(Extracted entries Opens)

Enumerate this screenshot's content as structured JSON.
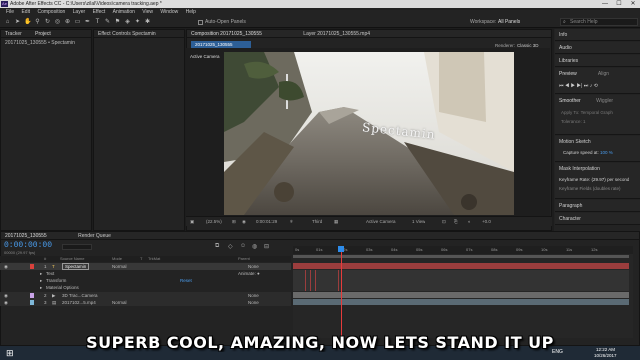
{
  "window": {
    "title": "Adobe After Effects CC - C:\\Users\\zilal\\Videos\\camera tracking.aep *",
    "minimize": "—",
    "maximize": "☐",
    "close": "✕"
  },
  "menu": [
    "File",
    "Edit",
    "Composition",
    "Layer",
    "Effect",
    "Animation",
    "View",
    "Window",
    "Help"
  ],
  "toolbar": {
    "auto_open_label": "Auto-Open Panels",
    "workspace_label": "Workspace:",
    "workspace_value": "All Panels",
    "search_placeholder": "Search Help"
  },
  "project_panel": {
    "tabs": [
      "Tracker",
      "Project"
    ],
    "item": "20171025_130555 • Spectamin"
  },
  "effect_controls": {
    "tab": "Effect Controls Spectamin"
  },
  "composition": {
    "tab": "Composition 20171025_130555",
    "layer_tab": "Layer 20171025_130555.mp4",
    "sub_tab": "20171025_130555",
    "renderer_label": "Renderer:",
    "renderer_value": "Classic 3D",
    "active_camera_label": "Active Camera",
    "text_overlay": "Spectamin",
    "zoom": "(22.5%)",
    "timecode": "0:00:01:29",
    "resolution": "Third",
    "camera_select": "Active Camera",
    "view_select": "1 View",
    "exposure": "+0.0"
  },
  "right_panels": {
    "info": "Info",
    "audio": "Audio",
    "libraries": "Libraries",
    "preview_tabs": [
      "Preview",
      "Align"
    ],
    "smoother_tabs": [
      "Smoother",
      "Wiggler"
    ],
    "apply_to_label": "Apply To:",
    "apply_to_value": "Temporal Graph",
    "tolerance_label": "Tolerance:",
    "tolerance_value": "1",
    "motion_sketch": "Motion Sketch",
    "capture_speed_label": "Capture speed at:",
    "capture_speed_value": "100 %",
    "mask_interpolation": "Mask Interpolation",
    "keyframe_rate_label": "Keyframe Rate:",
    "keyframe_rate_value": "(29.97)",
    "keyframe_rate_unit": "per second",
    "keyframe_fields_label": "Keyframe Fields (doubles rate)",
    "paragraph": "Paragraph",
    "character": "Character"
  },
  "timeline": {
    "tabs": [
      "20171025_130555",
      "Render Queue"
    ],
    "timecode": "0:00:00:00",
    "frame_info": "00000 (29.97 fps)",
    "headers": [
      "#",
      "Source Name",
      "Mode",
      "T",
      "TrkMat",
      "Parent"
    ],
    "layers": [
      {
        "num": "1",
        "name": "Spectamin",
        "mode": "Normal",
        "parent": "None"
      },
      {
        "num": "",
        "name": "Text",
        "mode": "",
        "parent": "Animate: ●"
      },
      {
        "num": "",
        "name": "Transform",
        "mode": "",
        "parent": "Reset"
      },
      {
        "num": "",
        "name": "Material Options",
        "mode": "",
        "parent": ""
      },
      {
        "num": "2",
        "name": "3D Trac...Camera",
        "mode": "",
        "parent": "None"
      },
      {
        "num": "3",
        "name": "2017102...5.mp4",
        "mode": "Normal",
        "parent": "None"
      }
    ],
    "ruler_labels": [
      "0s",
      "01s",
      "02s",
      "03s",
      "04s",
      "05s",
      "06s",
      "07s",
      "08s",
      "09s",
      "10s",
      "11s",
      "12s"
    ]
  },
  "taskbar": {
    "lang": "ENG",
    "time": "12:22 AM",
    "date": "10/26/2017"
  },
  "subtitle": "SUPERB COOL, AMAZING, NOW LETS STAND IT UP",
  "colors": {
    "accent": "#2d8ceb",
    "track_red": "#9b3d3d",
    "track_gray": "#5f5f5f",
    "layer_label_red": "#d9413c"
  }
}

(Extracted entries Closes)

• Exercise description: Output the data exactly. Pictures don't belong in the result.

• Task response:
Enumerate this screenshot's content as structured JSON.
{
  "window": {
    "title": "Adobe After Effects CC - C:\\Users\\zilal\\Videos\\camera tracking.aep *",
    "minimize": "—",
    "maximize": "☐",
    "close": "✕"
  },
  "menu": [
    "File",
    "Edit",
    "Composition",
    "Layer",
    "Effect",
    "Animation",
    "View",
    "Window",
    "Help"
  ],
  "toolbar": {
    "auto_open_label": "Auto-Open Panels",
    "workspace_label": "Workspace:",
    "workspace_value": "All Panels",
    "search_placeholder": "Search Help"
  },
  "project_panel": {
    "tabs": [
      "Tracker",
      "Project"
    ],
    "item": "20171025_130555 • Spectamin"
  },
  "effect_controls": {
    "tab": "Effect Controls Spectamin"
  },
  "composition": {
    "tab": "Composition 20171025_130555",
    "layer_tab": "Layer 20171025_130555.mp4",
    "sub_tab": "20171025_130555",
    "renderer_label": "Renderer:",
    "renderer_value": "Classic 3D",
    "active_camera_label": "Active Camera",
    "text_overlay": "Spectamin",
    "zoom": "(22.5%)",
    "timecode": "0:00:01:29",
    "resolution": "Third",
    "camera_select": "Active Camera",
    "view_select": "1 View",
    "exposure": "+0.0"
  },
  "right_panels": {
    "info": "Info",
    "audio": "Audio",
    "libraries": "Libraries",
    "preview_tabs": [
      "Preview",
      "Align"
    ],
    "smoother_tabs": [
      "Smoother",
      "Wiggler"
    ],
    "apply_to_label": "Apply To:",
    "apply_to_value": "Temporal Graph",
    "tolerance_label": "Tolerance:",
    "tolerance_value": "1",
    "motion_sketch": "Motion Sketch",
    "capture_speed_label": "Capture speed at:",
    "capture_speed_value": "100 %",
    "mask_interpolation": "Mask Interpolation",
    "keyframe_rate_label": "Keyframe Rate:",
    "keyframe_rate_value": "(29.97)",
    "keyframe_rate_unit": "per second",
    "keyframe_fields_label": "Keyframe Fields (doubles rate)",
    "paragraph": "Paragraph",
    "character": "Character"
  },
  "timeline": {
    "tabs": [
      "20171025_130555",
      "Render Queue"
    ],
    "timecode": "0:00:00:00",
    "frame_info": "00000 (29.97 fps)",
    "headers": [
      "#",
      "Source Name",
      "Mode",
      "T",
      "TrkMat",
      "Parent"
    ],
    "layers": [
      {
        "num": "1",
        "name": "Spectamin",
        "mode": "Normal",
        "parent": "None"
      },
      {
        "num": "",
        "name": "Text",
        "mode": "",
        "parent": "Animate: ●"
      },
      {
        "num": "",
        "name": "Transform",
        "mode": "",
        "parent": "Reset"
      },
      {
        "num": "",
        "name": "Material Options",
        "mode": "",
        "parent": ""
      },
      {
        "num": "2",
        "name": "3D Trac...Camera",
        "mode": "",
        "parent": "None"
      },
      {
        "num": "3",
        "name": "2017102...5.mp4",
        "mode": "Normal",
        "parent": "None"
      }
    ],
    "ruler_labels": [
      "0s",
      "01s",
      "02s",
      "03s",
      "04s",
      "05s",
      "06s",
      "07s",
      "08s",
      "09s",
      "10s",
      "11s",
      "12s"
    ]
  },
  "taskbar": {
    "lang": "ENG",
    "time": "12:22 AM",
    "date": "10/26/2017"
  },
  "subtitle": "SUPERB COOL, AMAZING, NOW LETS STAND IT UP",
  "colors": {
    "accent": "#2d8ceb",
    "track_red": "#9b3d3d",
    "track_gray": "#5f5f5f",
    "layer_label_red": "#d9413c"
  }
}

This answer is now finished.